*Task directions*
Since the data must remain as supplied, reproduce it word for word.

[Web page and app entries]

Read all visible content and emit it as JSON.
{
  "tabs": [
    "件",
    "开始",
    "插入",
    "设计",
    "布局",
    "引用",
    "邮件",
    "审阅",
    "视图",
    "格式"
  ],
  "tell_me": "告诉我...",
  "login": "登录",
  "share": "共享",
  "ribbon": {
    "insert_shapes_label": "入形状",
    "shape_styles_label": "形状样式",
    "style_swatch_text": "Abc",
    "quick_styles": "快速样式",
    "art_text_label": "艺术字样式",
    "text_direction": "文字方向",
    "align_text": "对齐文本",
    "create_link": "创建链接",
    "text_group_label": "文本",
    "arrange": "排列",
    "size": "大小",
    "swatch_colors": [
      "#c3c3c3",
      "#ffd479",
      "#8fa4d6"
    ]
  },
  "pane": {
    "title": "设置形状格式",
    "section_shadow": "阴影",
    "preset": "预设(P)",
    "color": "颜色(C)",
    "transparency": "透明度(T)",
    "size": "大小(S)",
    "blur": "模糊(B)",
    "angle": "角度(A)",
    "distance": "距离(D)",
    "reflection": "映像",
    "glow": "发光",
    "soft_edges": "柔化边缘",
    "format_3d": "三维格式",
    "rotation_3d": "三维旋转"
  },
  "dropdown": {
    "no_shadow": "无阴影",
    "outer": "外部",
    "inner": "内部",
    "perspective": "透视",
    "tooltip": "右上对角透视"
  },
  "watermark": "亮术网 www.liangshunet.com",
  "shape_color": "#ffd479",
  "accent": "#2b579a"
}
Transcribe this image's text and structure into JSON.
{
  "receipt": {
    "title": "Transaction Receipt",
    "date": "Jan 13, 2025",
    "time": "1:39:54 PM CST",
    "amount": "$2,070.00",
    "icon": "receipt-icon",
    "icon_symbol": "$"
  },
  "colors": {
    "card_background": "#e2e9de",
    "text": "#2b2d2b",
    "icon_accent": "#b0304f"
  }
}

*Answer space*
Read all visible content and emit it as JSON.
{
  "tabs": [
    "件",
    "开始",
    "插入",
    "设计",
    "布局",
    "引用",
    "邮件",
    "审阅",
    "视图",
    "格式"
  ],
  "tell_me": "告诉我...",
  "login": "登录",
  "share": "共享",
  "ribbon": {
    "insert_shapes_label": "入形状",
    "shape_styles_label": "形状样式",
    "style_swatch_text": "Abc",
    "quick_styles": "快速样式",
    "art_text_label": "艺术字样式",
    "text_direction": "文字方向",
    "align_text": "对齐文本",
    "create_link": "创建链接",
    "text_group_label": "文本",
    "arrange": "排列",
    "size": "大小",
    "swatch_colors": [
      "#c3c3c3",
      "#ffd479",
      "#8fa4d6"
    ]
  },
  "pane": {
    "title": "设置形状格式",
    "section_shadow": "阴影",
    "preset": "预设(P)",
    "color": "颜色(C)",
    "transparency": "透明度(T)",
    "size": "大小(S)",
    "blur": "模糊(B)",
    "angle": "角度(A)",
    "distance": "距离(D)",
    "reflection": "映像",
    "glow": "发光",
    "soft_edges": "柔化边缘",
    "format_3d": "三维格式",
    "rotation_3d": "三维旋转"
  },
  "dropdown": {
    "no_shadow": "无阴影",
    "outer": "外部",
    "inner": "内部",
    "perspective": "透视",
    "tooltip": "右上对角透视"
  },
  "watermark": "亮术网 www.liangshunet.com",
  "shape_color": "#ffd479",
  "accent": "#2b579a"
}
Transcribe this image's text and structure into JSON.
{
  "receipt": {
    "title": "Transaction Receipt",
    "date": "Jan 13, 2025",
    "time": "1:39:54 PM CST",
    "amount": "$2,070.00",
    "icon": "receipt-icon",
    "icon_symbol": "$"
  },
  "colors": {
    "card_background": "#e2e9de",
    "text": "#2b2d2b",
    "icon_accent": "#b0304f"
  }
}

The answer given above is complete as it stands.